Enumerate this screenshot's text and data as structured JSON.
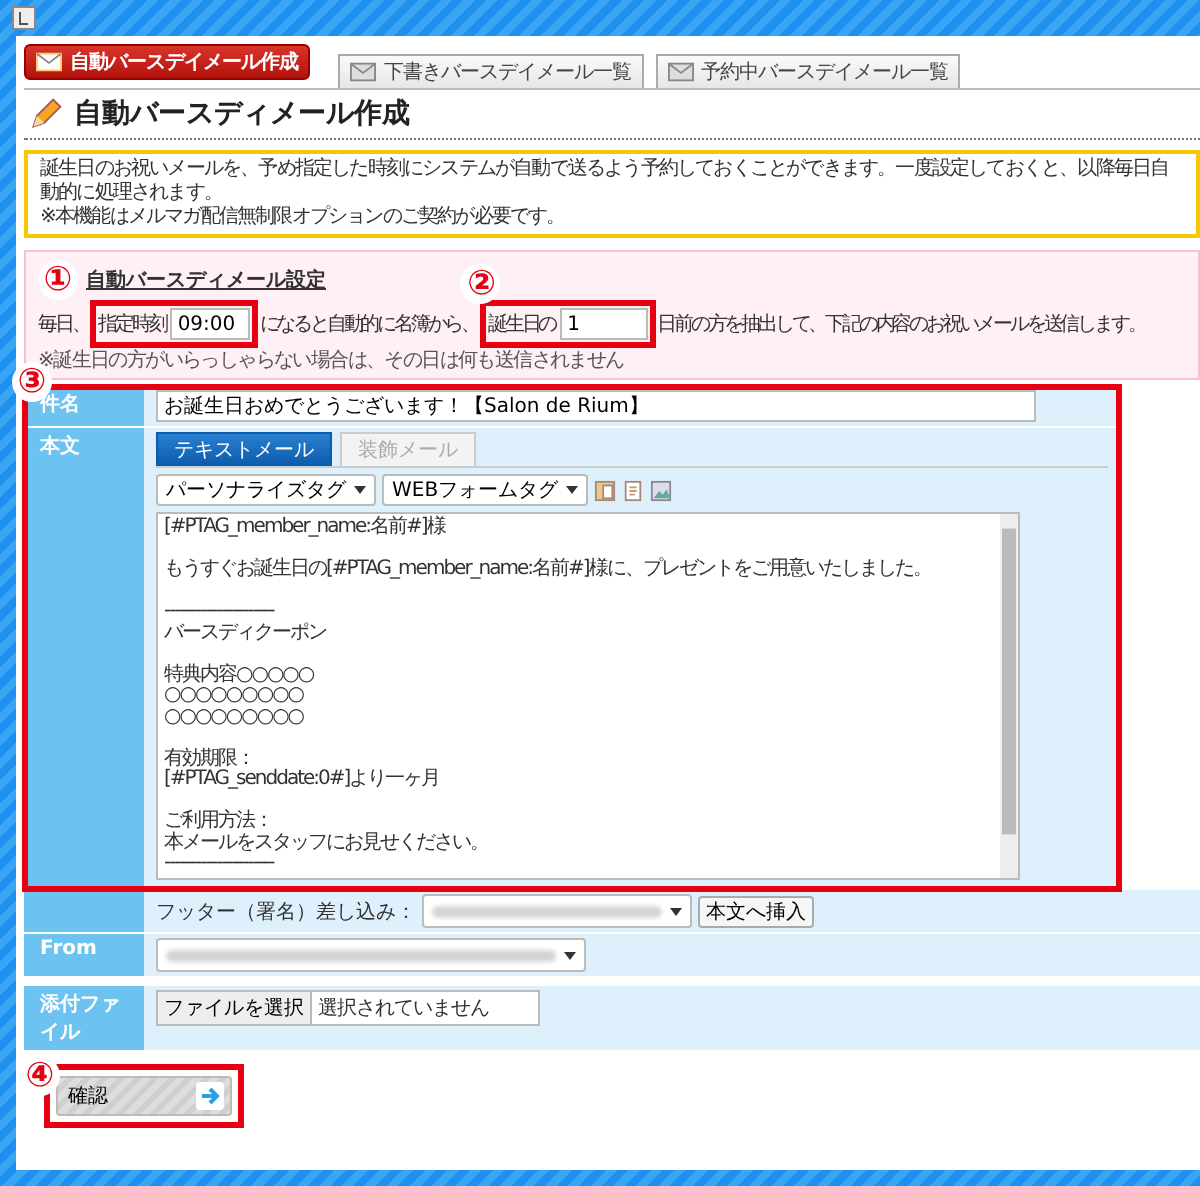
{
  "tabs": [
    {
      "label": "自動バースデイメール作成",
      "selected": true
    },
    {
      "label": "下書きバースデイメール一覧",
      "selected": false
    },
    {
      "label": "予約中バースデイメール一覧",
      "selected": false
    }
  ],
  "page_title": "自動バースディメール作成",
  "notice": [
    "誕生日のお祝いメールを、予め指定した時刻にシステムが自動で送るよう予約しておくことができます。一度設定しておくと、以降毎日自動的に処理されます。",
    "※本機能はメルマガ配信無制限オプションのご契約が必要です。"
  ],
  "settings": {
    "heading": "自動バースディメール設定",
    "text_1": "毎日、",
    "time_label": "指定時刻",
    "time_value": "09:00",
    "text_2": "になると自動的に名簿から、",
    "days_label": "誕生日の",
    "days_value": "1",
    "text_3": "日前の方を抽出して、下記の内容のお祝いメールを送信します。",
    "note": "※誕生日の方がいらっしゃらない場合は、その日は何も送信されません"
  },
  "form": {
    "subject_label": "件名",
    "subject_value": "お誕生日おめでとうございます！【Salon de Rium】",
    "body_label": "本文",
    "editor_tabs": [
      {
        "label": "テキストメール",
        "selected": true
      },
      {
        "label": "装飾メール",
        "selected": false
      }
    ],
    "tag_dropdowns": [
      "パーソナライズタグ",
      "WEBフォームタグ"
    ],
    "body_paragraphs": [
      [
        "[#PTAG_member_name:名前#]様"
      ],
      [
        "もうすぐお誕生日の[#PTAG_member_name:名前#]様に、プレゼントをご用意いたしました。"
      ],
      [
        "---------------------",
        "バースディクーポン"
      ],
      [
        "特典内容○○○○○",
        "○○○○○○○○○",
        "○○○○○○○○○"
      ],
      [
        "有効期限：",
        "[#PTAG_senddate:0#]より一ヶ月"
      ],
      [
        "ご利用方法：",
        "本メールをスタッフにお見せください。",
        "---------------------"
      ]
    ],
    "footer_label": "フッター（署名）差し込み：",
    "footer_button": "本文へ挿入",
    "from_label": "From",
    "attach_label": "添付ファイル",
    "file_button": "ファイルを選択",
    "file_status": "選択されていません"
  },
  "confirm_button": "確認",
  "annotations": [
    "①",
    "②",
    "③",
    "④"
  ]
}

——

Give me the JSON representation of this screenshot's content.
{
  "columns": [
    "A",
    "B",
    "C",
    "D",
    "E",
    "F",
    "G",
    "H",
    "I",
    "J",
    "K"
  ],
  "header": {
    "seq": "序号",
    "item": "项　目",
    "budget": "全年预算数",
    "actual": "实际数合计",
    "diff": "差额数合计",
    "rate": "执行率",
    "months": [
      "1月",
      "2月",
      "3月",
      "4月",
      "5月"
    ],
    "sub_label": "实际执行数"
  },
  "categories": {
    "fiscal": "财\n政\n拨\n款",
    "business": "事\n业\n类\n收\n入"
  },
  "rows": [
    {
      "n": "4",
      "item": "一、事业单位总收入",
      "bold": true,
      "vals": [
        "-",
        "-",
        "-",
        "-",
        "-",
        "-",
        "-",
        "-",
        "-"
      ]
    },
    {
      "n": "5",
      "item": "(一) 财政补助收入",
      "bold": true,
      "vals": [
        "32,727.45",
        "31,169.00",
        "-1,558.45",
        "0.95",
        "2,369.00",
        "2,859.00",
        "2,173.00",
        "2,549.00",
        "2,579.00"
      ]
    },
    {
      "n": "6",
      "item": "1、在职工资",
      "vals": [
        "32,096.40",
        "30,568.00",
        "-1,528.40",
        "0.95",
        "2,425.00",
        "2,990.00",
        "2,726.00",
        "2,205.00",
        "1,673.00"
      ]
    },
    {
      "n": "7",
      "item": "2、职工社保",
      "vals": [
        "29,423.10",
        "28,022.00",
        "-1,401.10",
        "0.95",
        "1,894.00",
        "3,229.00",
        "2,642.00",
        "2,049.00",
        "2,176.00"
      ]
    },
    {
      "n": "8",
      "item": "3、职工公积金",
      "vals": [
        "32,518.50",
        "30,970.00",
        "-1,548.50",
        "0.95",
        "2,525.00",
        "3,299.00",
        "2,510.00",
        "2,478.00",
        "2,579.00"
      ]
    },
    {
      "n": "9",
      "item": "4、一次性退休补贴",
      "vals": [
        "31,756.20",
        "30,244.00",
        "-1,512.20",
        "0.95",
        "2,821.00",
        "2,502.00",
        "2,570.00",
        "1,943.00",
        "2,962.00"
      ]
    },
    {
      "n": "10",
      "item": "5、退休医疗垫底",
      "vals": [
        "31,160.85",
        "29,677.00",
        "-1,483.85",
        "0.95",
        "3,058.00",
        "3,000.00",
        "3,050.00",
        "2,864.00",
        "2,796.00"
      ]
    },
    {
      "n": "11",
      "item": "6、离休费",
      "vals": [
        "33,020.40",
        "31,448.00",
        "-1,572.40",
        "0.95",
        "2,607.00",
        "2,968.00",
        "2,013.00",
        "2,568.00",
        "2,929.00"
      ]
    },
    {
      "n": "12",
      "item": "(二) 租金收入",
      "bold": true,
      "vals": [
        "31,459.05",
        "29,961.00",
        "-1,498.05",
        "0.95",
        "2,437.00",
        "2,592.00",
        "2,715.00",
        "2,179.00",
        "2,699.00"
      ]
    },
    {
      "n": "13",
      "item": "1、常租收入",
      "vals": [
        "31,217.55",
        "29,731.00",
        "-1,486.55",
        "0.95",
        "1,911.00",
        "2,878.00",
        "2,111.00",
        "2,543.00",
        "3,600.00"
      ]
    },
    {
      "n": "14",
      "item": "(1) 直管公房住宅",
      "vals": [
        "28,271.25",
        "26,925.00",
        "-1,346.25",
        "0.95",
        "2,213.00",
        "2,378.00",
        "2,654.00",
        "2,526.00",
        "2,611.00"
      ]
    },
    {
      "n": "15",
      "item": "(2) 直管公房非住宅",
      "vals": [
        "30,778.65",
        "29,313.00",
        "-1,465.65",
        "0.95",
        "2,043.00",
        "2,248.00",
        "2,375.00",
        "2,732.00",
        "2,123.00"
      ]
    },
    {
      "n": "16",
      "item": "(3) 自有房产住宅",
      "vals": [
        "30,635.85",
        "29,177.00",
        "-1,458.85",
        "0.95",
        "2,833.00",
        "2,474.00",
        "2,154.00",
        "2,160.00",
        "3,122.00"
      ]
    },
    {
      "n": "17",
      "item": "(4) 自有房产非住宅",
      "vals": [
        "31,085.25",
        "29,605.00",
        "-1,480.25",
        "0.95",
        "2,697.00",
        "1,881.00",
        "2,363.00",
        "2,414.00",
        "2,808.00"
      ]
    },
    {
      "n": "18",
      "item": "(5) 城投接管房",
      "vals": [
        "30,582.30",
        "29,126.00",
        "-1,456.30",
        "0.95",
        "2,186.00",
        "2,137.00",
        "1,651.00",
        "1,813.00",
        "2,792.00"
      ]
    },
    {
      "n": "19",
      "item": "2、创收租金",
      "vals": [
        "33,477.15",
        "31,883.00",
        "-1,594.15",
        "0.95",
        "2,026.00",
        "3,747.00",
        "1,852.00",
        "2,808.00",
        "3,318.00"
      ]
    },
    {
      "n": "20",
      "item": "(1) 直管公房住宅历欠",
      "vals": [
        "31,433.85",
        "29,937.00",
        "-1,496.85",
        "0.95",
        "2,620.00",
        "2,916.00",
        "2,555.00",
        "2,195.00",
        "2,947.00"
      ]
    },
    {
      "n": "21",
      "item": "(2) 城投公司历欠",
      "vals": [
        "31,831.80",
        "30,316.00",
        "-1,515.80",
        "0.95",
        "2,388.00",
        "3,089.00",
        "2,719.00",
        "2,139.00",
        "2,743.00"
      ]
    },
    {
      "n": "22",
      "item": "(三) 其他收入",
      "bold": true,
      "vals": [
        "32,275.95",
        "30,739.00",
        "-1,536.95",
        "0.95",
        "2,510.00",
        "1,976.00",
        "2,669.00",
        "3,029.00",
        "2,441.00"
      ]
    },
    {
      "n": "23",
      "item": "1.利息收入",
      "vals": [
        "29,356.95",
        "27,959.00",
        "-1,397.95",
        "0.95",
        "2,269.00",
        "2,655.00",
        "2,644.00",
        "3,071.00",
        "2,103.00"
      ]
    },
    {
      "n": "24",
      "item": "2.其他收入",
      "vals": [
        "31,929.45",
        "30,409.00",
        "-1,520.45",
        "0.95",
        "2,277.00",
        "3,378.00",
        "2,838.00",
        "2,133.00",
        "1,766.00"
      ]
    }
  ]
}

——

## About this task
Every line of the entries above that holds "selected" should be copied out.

## Solution to the exercise
      "selected": true
      "selected": false
      "selected": false
        "selected": true
        "selected": false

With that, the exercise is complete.